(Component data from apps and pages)
▬▬▬▬▬▬
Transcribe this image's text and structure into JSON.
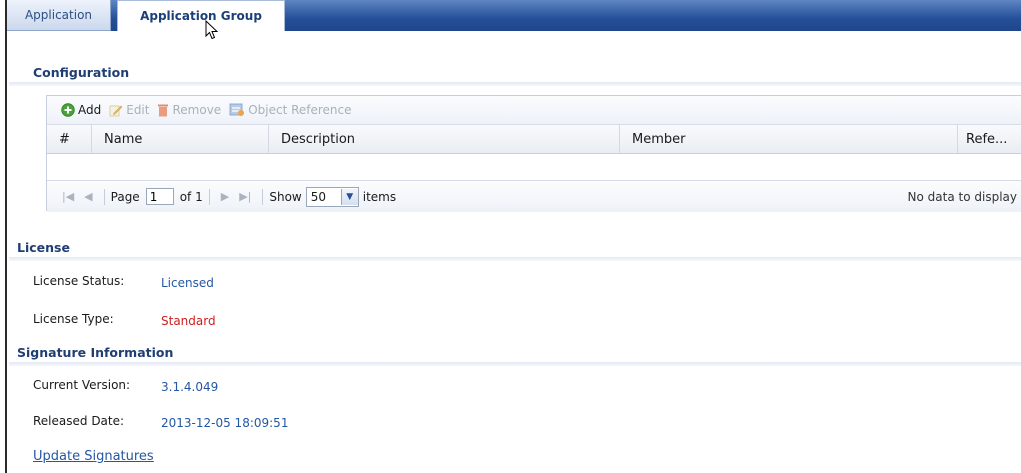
{
  "tabs": [
    {
      "label": "Application",
      "active": false
    },
    {
      "label": "Application Group",
      "active": true
    }
  ],
  "configuration": {
    "title": "Configuration",
    "toolbar": {
      "add_label": "Add",
      "edit_label": "Edit",
      "remove_label": "Remove",
      "object_reference_label": "Object Reference"
    },
    "columns": [
      "#",
      "Name",
      "Description",
      "Member",
      "Refe..."
    ],
    "rows": [],
    "pager": {
      "page_label": "Page",
      "page_value": "1",
      "of_label": "of 1",
      "show_label": "Show",
      "show_value": "50",
      "items_label": "items",
      "no_data_text": "No data to display"
    }
  },
  "license": {
    "title": "License",
    "status_label": "License Status:",
    "status_value": "Licensed",
    "type_label": "License Type:",
    "type_value": "Standard"
  },
  "signature": {
    "title": "Signature Information",
    "version_label": "Current Version:",
    "version_value": "3.1.4.049",
    "date_label": "Released Date:",
    "date_value": "2013-12-05 18:09:51",
    "update_link": "Update Signatures"
  },
  "colors": {
    "tab_bar": "#244f98",
    "section_title": "#1f3f73",
    "value_blue": "#2457a3",
    "value_red": "#cc1f1f"
  }
}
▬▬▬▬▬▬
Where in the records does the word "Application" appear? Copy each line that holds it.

_Exercise response_
      "label": "Application",
      "label": "Application Group",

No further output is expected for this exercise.